What you are asked to do: Your output should be the records below, word for word and picture-free.

Items from a data source:
────
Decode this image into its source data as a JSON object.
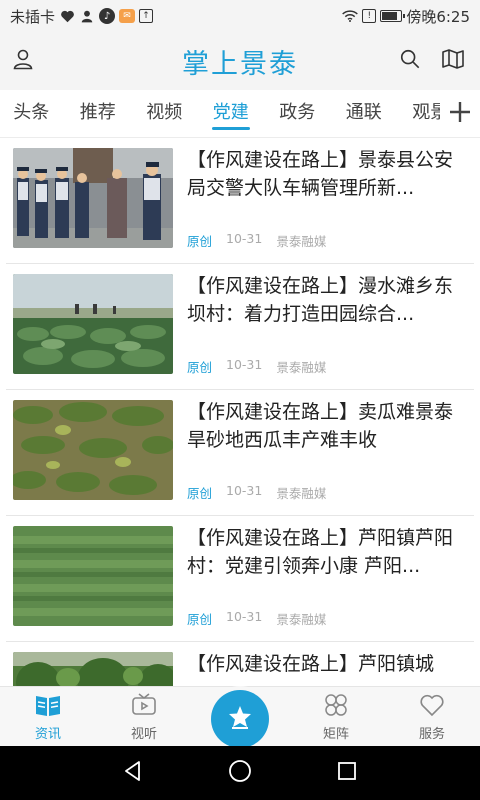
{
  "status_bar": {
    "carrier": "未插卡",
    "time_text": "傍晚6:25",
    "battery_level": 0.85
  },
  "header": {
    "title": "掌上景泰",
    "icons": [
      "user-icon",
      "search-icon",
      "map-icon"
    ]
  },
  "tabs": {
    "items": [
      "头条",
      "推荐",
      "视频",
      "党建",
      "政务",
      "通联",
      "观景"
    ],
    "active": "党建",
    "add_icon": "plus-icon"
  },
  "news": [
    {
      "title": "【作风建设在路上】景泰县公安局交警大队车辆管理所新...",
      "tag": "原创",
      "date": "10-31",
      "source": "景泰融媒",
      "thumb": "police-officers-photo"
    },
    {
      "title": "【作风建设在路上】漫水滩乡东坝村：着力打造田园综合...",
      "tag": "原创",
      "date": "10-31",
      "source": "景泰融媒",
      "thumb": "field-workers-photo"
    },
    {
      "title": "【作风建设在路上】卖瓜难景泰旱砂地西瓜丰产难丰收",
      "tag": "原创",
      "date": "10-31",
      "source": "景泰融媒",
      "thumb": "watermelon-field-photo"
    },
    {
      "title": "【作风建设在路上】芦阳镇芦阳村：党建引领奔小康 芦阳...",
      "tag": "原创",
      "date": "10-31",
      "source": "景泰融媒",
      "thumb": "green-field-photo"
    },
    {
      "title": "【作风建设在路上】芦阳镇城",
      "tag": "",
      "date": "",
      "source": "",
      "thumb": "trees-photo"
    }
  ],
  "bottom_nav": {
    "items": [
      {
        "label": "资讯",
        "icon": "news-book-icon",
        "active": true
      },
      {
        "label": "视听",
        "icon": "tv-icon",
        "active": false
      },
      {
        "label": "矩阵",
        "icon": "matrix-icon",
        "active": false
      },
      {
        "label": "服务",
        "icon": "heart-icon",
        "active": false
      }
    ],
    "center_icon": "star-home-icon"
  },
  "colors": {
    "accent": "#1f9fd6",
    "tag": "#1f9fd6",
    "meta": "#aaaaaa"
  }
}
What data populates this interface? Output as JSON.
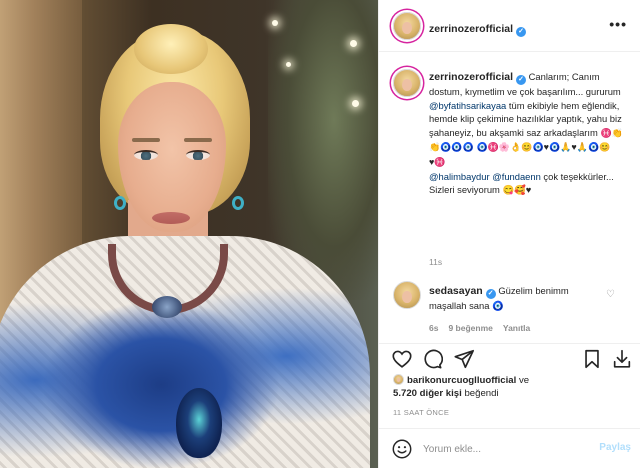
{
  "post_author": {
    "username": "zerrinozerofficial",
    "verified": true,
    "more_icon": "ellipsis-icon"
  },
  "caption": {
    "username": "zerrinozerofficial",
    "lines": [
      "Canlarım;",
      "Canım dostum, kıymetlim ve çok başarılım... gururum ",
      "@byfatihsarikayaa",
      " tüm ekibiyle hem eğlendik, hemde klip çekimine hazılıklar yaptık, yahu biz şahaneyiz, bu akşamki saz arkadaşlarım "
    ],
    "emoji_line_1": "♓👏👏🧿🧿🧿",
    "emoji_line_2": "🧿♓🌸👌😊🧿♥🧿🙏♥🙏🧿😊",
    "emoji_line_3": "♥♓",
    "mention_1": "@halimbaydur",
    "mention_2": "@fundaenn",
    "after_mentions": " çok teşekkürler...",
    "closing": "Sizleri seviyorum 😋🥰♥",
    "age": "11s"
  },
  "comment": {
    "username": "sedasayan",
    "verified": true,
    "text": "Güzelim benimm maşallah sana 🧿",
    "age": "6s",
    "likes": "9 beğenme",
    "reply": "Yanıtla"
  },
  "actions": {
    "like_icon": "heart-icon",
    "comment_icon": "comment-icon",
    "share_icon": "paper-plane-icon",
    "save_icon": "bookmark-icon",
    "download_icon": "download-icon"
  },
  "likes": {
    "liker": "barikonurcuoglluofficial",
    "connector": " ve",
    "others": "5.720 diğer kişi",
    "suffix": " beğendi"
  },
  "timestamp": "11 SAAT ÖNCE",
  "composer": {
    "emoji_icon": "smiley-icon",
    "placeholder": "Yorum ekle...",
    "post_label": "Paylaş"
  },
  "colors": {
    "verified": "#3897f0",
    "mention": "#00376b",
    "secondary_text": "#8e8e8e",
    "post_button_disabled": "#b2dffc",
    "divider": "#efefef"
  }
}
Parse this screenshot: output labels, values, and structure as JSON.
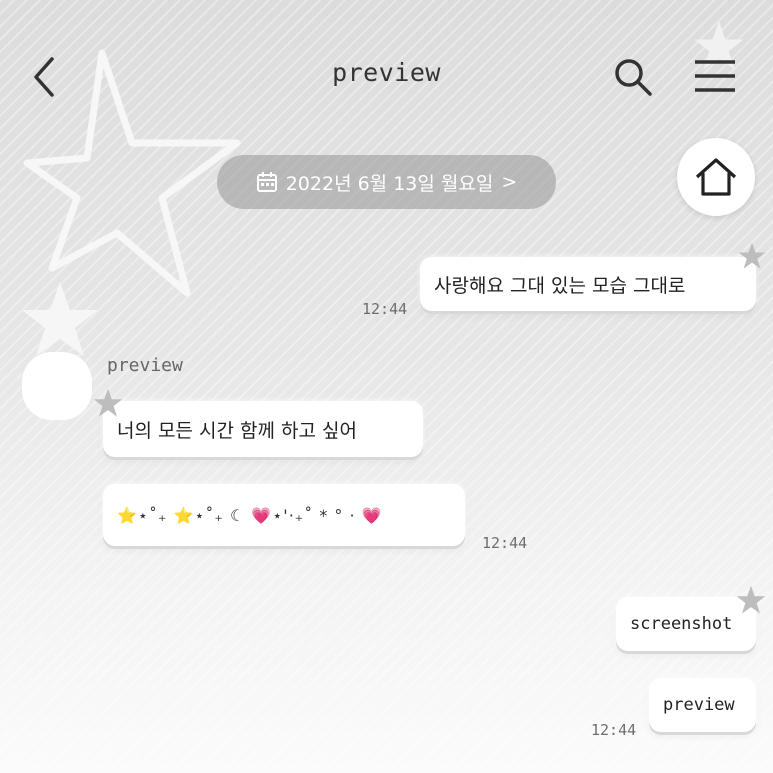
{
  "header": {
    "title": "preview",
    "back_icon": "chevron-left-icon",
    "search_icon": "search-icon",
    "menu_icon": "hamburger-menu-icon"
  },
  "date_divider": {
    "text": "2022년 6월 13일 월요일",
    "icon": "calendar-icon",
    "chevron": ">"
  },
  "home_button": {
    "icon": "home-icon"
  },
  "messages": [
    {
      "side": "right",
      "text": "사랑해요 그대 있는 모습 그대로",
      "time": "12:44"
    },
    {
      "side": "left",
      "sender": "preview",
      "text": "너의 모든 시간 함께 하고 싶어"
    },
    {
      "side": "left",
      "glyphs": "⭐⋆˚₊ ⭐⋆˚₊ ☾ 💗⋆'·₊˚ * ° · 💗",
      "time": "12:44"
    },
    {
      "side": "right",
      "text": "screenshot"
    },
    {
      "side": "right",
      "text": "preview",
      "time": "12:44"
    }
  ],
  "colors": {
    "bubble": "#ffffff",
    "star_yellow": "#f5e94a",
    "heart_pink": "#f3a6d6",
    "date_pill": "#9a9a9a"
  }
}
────
Answer space:
Decode this image into its source data as a JSON object.
{
  "status_bar": {
    "carrier": "未插卡",
    "time_text": "傍晚6:25",
    "battery_level": 0.85
  },
  "header": {
    "title": "掌上景泰",
    "icons": [
      "user-icon",
      "search-icon",
      "map-icon"
    ]
  },
  "tabs": {
    "items": [
      "头条",
      "推荐",
      "视频",
      "党建",
      "政务",
      "通联",
      "观景"
    ],
    "active": "党建",
    "add_icon": "plus-icon"
  },
  "news": [
    {
      "title": "【作风建设在路上】景泰县公安局交警大队车辆管理所新...",
      "tag": "原创",
      "date": "10-31",
      "source": "景泰融媒",
      "thumb": "police-officers-photo"
    },
    {
      "title": "【作风建设在路上】漫水滩乡东坝村：着力打造田园综合...",
      "tag": "原创",
      "date": "10-31",
      "source": "景泰融媒",
      "thumb": "field-workers-photo"
    },
    {
      "title": "【作风建设在路上】卖瓜难景泰旱砂地西瓜丰产难丰收",
      "tag": "原创",
      "date": "10-31",
      "source": "景泰融媒",
      "thumb": "watermelon-field-photo"
    },
    {
      "title": "【作风建设在路上】芦阳镇芦阳村：党建引领奔小康 芦阳...",
      "tag": "原创",
      "date": "10-31",
      "source": "景泰融媒",
      "thumb": "green-field-photo"
    },
    {
      "title": "【作风建设在路上】芦阳镇城",
      "tag": "",
      "date": "",
      "source": "",
      "thumb": "trees-photo"
    }
  ],
  "bottom_nav": {
    "items": [
      {
        "label": "资讯",
        "icon": "news-book-icon",
        "active": true
      },
      {
        "label": "视听",
        "icon": "tv-icon",
        "active": false
      },
      {
        "label": "矩阵",
        "icon": "matrix-icon",
        "active": false
      },
      {
        "label": "服务",
        "icon": "heart-icon",
        "active": false
      }
    ],
    "center_icon": "star-home-icon"
  },
  "colors": {
    "accent": "#1f9fd6",
    "tag": "#1f9fd6",
    "meta": "#aaaaaa"
  }
}
What data populates this interface? Output as JSON.
{
  "post_author": {
    "username": "zerrinozerofficial",
    "verified": true,
    "more_icon": "ellipsis-icon"
  },
  "caption": {
    "username": "zerrinozerofficial",
    "lines": [
      "Canlarım;",
      "Canım dostum, kıymetlim ve çok başarılım... gururum ",
      "@byfatihsarikayaa",
      " tüm ekibiyle hem eğlendik, hemde klip çekimine hazılıklar yaptık, yahu biz şahaneyiz, bu akşamki saz arkadaşlarım "
    ],
    "emoji_line_1": "♓👏👏🧿🧿🧿",
    "emoji_line_2": "🧿♓🌸👌😊🧿♥🧿🙏♥🙏🧿😊",
    "emoji_line_3": "♥♓",
    "mention_1": "@halimbaydur",
    "mention_2": "@fundaenn",
    "after_mentions": " çok teşekkürler...",
    "closing": "Sizleri seviyorum 😋🥰♥",
    "age": "11s"
  },
  "comment": {
    "username": "sedasayan",
    "verified": true,
    "text": "Güzelim benimm maşallah sana 🧿",
    "age": "6s",
    "likes": "9 beğenme",
    "reply": "Yanıtla"
  },
  "actions": {
    "like_icon": "heart-icon",
    "comment_icon": "comment-icon",
    "share_icon": "paper-plane-icon",
    "save_icon": "bookmark-icon",
    "download_icon": "download-icon"
  },
  "likes": {
    "liker": "barikonurcuoglluofficial",
    "connector": " ve",
    "others": "5.720 diğer kişi",
    "suffix": " beğendi"
  },
  "timestamp": "11 SAAT ÖNCE",
  "composer": {
    "emoji_icon": "smiley-icon",
    "placeholder": "Yorum ekle...",
    "post_label": "Paylaş"
  },
  "colors": {
    "verified": "#3897f0",
    "mention": "#00376b",
    "secondary_text": "#8e8e8e",
    "post_button_disabled": "#b2dffc",
    "divider": "#efefef"
  }
}
Parse this screenshot: output labels, values, and structure as JSON.
{
  "header": {
    "title": "preview",
    "back_icon": "chevron-left-icon",
    "search_icon": "search-icon",
    "menu_icon": "hamburger-menu-icon"
  },
  "date_divider": {
    "text": "2022년 6월 13일 월요일",
    "icon": "calendar-icon",
    "chevron": ">"
  },
  "home_button": {
    "icon": "home-icon"
  },
  "messages": [
    {
      "side": "right",
      "text": "사랑해요 그대 있는 모습 그대로",
      "time": "12:44"
    },
    {
      "side": "left",
      "sender": "preview",
      "text": "너의 모든 시간 함께 하고 싶어"
    },
    {
      "side": "left",
      "glyphs": "⭐⋆˚₊ ⭐⋆˚₊ ☾ 💗⋆'·₊˚ * ° · 💗",
      "time": "12:44"
    },
    {
      "side": "right",
      "text": "screenshot"
    },
    {
      "side": "right",
      "text": "preview",
      "time": "12:44"
    }
  ],
  "colors": {
    "bubble": "#ffffff",
    "star_yellow": "#f5e94a",
    "heart_pink": "#f3a6d6",
    "date_pill": "#9a9a9a"
  }
}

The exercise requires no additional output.